Component data from apps and pages:
◇ ◇ ◇ ◇
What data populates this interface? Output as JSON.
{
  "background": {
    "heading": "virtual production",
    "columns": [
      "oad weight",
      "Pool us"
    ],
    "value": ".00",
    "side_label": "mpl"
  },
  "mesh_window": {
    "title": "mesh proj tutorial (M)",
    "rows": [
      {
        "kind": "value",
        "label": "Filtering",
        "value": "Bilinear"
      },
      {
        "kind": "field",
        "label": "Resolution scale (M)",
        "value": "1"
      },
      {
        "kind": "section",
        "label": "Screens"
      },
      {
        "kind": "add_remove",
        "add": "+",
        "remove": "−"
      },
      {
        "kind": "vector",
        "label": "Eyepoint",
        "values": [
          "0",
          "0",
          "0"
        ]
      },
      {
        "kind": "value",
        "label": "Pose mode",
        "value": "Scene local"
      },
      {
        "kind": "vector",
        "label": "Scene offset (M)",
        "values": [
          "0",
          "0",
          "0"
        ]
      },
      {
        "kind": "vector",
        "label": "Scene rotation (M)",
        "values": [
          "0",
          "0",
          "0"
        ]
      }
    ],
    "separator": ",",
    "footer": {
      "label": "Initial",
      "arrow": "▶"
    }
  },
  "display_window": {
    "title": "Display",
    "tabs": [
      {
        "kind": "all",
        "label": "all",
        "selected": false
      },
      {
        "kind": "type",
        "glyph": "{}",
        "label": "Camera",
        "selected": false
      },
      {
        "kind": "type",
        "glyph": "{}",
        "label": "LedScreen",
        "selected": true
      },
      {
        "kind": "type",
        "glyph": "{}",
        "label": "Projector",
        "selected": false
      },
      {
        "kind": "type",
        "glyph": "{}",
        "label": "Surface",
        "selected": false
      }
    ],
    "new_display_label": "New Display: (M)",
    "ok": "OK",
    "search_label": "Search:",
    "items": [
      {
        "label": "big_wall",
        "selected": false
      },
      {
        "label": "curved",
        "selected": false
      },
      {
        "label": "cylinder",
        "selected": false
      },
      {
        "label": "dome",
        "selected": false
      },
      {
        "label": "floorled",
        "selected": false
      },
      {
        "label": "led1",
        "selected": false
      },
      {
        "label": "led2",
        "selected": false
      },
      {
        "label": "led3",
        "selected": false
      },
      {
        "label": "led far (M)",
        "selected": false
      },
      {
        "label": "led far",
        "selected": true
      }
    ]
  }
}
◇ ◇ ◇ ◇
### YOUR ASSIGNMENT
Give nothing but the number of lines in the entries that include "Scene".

### RESULT BELOW
3